◆ **TO DO**: The required output is all lines below that contain the word "思绪无限".

[Recorded data]

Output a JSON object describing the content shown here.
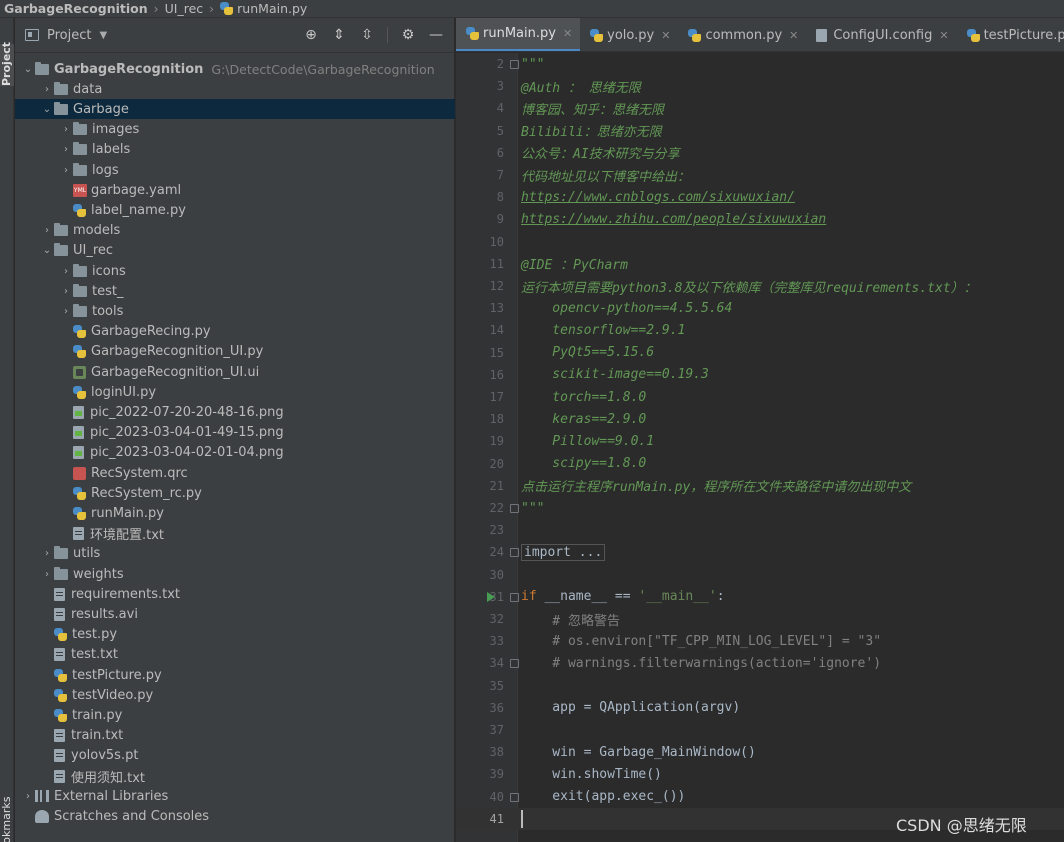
{
  "breadcrumb": {
    "items": [
      "GarbageRecognition",
      "UI_rec",
      "runMain.py"
    ]
  },
  "tool_strip": {
    "project": "Project",
    "bookmarks": "Bookmarks"
  },
  "project_panel": {
    "title": "Project"
  },
  "tree": [
    {
      "label": "GarbageRecognition",
      "hint": "G:\\DetectCode\\GarbageRecognition",
      "type": "folder",
      "depth": 0,
      "expanded": true,
      "root": true
    },
    {
      "label": "data",
      "type": "folder",
      "depth": 1,
      "expanded": false
    },
    {
      "label": "Garbage",
      "type": "folder",
      "depth": 1,
      "expanded": true,
      "selected": true
    },
    {
      "label": "images",
      "type": "folder",
      "depth": 2,
      "expanded": false
    },
    {
      "label": "labels",
      "type": "folder",
      "depth": 2,
      "expanded": false
    },
    {
      "label": "logs",
      "type": "folder",
      "depth": 2,
      "expanded": false
    },
    {
      "label": "garbage.yaml",
      "type": "yaml",
      "depth": 2
    },
    {
      "label": "label_name.py",
      "type": "py",
      "depth": 2
    },
    {
      "label": "models",
      "type": "folder",
      "depth": 1,
      "expanded": false
    },
    {
      "label": "UI_rec",
      "type": "folder",
      "depth": 1,
      "expanded": true
    },
    {
      "label": "icons",
      "type": "folder",
      "depth": 2,
      "expanded": false
    },
    {
      "label": "test_",
      "type": "folder",
      "depth": 2,
      "expanded": false
    },
    {
      "label": "tools",
      "type": "folder",
      "depth": 2,
      "expanded": false
    },
    {
      "label": "GarbageRecing.py",
      "type": "py",
      "depth": 2
    },
    {
      "label": "GarbageRecognition_UI.py",
      "type": "py",
      "depth": 2
    },
    {
      "label": "GarbageRecognition_UI.ui",
      "type": "ui",
      "depth": 2
    },
    {
      "label": "loginUI.py",
      "type": "py",
      "depth": 2
    },
    {
      "label": "pic_2022-07-20-20-48-16.png",
      "type": "img",
      "depth": 2
    },
    {
      "label": "pic_2023-03-04-01-49-15.png",
      "type": "img",
      "depth": 2
    },
    {
      "label": "pic_2023-03-04-02-01-04.png",
      "type": "img",
      "depth": 2
    },
    {
      "label": "RecSystem.qrc",
      "type": "qrc",
      "depth": 2
    },
    {
      "label": "RecSystem_rc.py",
      "type": "py",
      "depth": 2
    },
    {
      "label": "runMain.py",
      "type": "py",
      "depth": 2
    },
    {
      "label": "环境配置.txt",
      "type": "txt",
      "depth": 2
    },
    {
      "label": "utils",
      "type": "folder",
      "depth": 1,
      "expanded": false
    },
    {
      "label": "weights",
      "type": "folder",
      "depth": 1,
      "expanded": false
    },
    {
      "label": "requirements.txt",
      "type": "txt",
      "depth": 1
    },
    {
      "label": "results.avi",
      "type": "txt",
      "depth": 1
    },
    {
      "label": "test.py",
      "type": "py",
      "depth": 1
    },
    {
      "label": "test.txt",
      "type": "txt",
      "depth": 1
    },
    {
      "label": "testPicture.py",
      "type": "py",
      "depth": 1
    },
    {
      "label": "testVideo.py",
      "type": "py",
      "depth": 1
    },
    {
      "label": "train.py",
      "type": "py",
      "depth": 1
    },
    {
      "label": "train.txt",
      "type": "txt",
      "depth": 1
    },
    {
      "label": "yolov5s.pt",
      "type": "txt",
      "depth": 1
    },
    {
      "label": "使用须知.txt",
      "type": "txt",
      "depth": 1
    },
    {
      "label": "External Libraries",
      "type": "lib",
      "depth": 0,
      "expanded": false
    },
    {
      "label": "Scratches and Consoles",
      "type": "scratch",
      "depth": 0
    }
  ],
  "tabs": [
    {
      "label": "runMain.py",
      "icon": "py",
      "active": true
    },
    {
      "label": "yolo.py",
      "icon": "py"
    },
    {
      "label": "common.py",
      "icon": "py"
    },
    {
      "label": "ConfigUI.config",
      "icon": "config"
    },
    {
      "label": "testPicture.py",
      "icon": "py"
    }
  ],
  "code_lines": [
    {
      "n": "2",
      "fold": true,
      "parts": [
        [
          "doc",
          "\"\"\""
        ]
      ]
    },
    {
      "n": "3",
      "parts": [
        [
          "doc",
          "@Auth ： 思绪无限"
        ]
      ]
    },
    {
      "n": "4",
      "parts": [
        [
          "doc",
          "博客园、知乎：思绪无限"
        ]
      ]
    },
    {
      "n": "5",
      "parts": [
        [
          "doc",
          "Bilibili：思绪亦无限"
        ]
      ]
    },
    {
      "n": "6",
      "parts": [
        [
          "doc",
          "公众号：AI技术研究与分享"
        ]
      ]
    },
    {
      "n": "7",
      "parts": [
        [
          "doc",
          "代码地址见以下博客中给出："
        ]
      ]
    },
    {
      "n": "8",
      "parts": [
        [
          "doc-link",
          "https://www.cnblogs.com/sixuwuxian/"
        ]
      ]
    },
    {
      "n": "9",
      "parts": [
        [
          "doc-link",
          "https://www.zhihu.com/people/sixuwuxian"
        ]
      ]
    },
    {
      "n": "10",
      "parts": []
    },
    {
      "n": "11",
      "parts": [
        [
          "doc",
          "@IDE ：PyCharm"
        ]
      ]
    },
    {
      "n": "12",
      "parts": [
        [
          "doc",
          "运行本项目需要python3.8及以下依赖库（完整库见requirements.txt）："
        ]
      ]
    },
    {
      "n": "13",
      "parts": [
        [
          "doc",
          "    opencv-python==4.5.5.64"
        ]
      ]
    },
    {
      "n": "14",
      "parts": [
        [
          "doc",
          "    tensorflow==2.9.1"
        ]
      ]
    },
    {
      "n": "15",
      "parts": [
        [
          "doc",
          "    PyQt5==5.15.6"
        ]
      ]
    },
    {
      "n": "16",
      "parts": [
        [
          "doc",
          "    scikit-image==0.19.3"
        ]
      ]
    },
    {
      "n": "17",
      "parts": [
        [
          "doc",
          "    torch==1.8.0"
        ]
      ]
    },
    {
      "n": "18",
      "parts": [
        [
          "doc",
          "    keras==2.9.0"
        ]
      ]
    },
    {
      "n": "19",
      "parts": [
        [
          "doc",
          "    Pillow==9.0.1"
        ]
      ]
    },
    {
      "n": "20",
      "parts": [
        [
          "doc",
          "    scipy==1.8.0"
        ]
      ]
    },
    {
      "n": "21",
      "parts": [
        [
          "doc",
          "点击运行主程序runMain.py，程序所在文件夹路径中请勿出现中文"
        ]
      ]
    },
    {
      "n": "22",
      "fold": true,
      "parts": [
        [
          "doc",
          "\"\"\""
        ]
      ]
    },
    {
      "n": "23",
      "parts": []
    },
    {
      "n": "24",
      "fold": true,
      "parts": [
        [
          "foldbox",
          "import ..."
        ]
      ]
    },
    {
      "n": "30",
      "parts": []
    },
    {
      "n": "31",
      "fold": true,
      "run": true,
      "parts": [
        [
          "kw",
          "if "
        ],
        [
          "",
          "__name__ == "
        ],
        [
          "str",
          "'__main__'"
        ],
        [
          "",
          ":"
        ]
      ]
    },
    {
      "n": "32",
      "parts": [
        [
          "cmt",
          "    # 忽略警告"
        ]
      ]
    },
    {
      "n": "33",
      "parts": [
        [
          "cmt",
          "    # os.environ[\"TF_CPP_MIN_LOG_LEVEL\"] = \"3\""
        ]
      ]
    },
    {
      "n": "34",
      "fold": true,
      "parts": [
        [
          "cmt",
          "    # warnings.filterwarnings(action='ignore')"
        ]
      ]
    },
    {
      "n": "35",
      "parts": []
    },
    {
      "n": "36",
      "parts": [
        [
          "",
          "    app = QApplication(argv)"
        ]
      ]
    },
    {
      "n": "37",
      "parts": []
    },
    {
      "n": "38",
      "parts": [
        [
          "",
          "    win = Garbage_MainWindow()"
        ]
      ]
    },
    {
      "n": "39",
      "parts": [
        [
          "",
          "    win.showTime()"
        ]
      ]
    },
    {
      "n": "40",
      "fold": true,
      "parts": [
        [
          "",
          "    exit(app.exec_())"
        ]
      ]
    },
    {
      "n": "41",
      "current": true,
      "caret": true,
      "parts": []
    }
  ],
  "watermark": "CSDN @思绪无限"
}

◆ **RESULT**:
          "@Auth ： 思绪无限"
          "博客园、知乎：思绪无限"
  "watermark": "CSDN @思绪无限"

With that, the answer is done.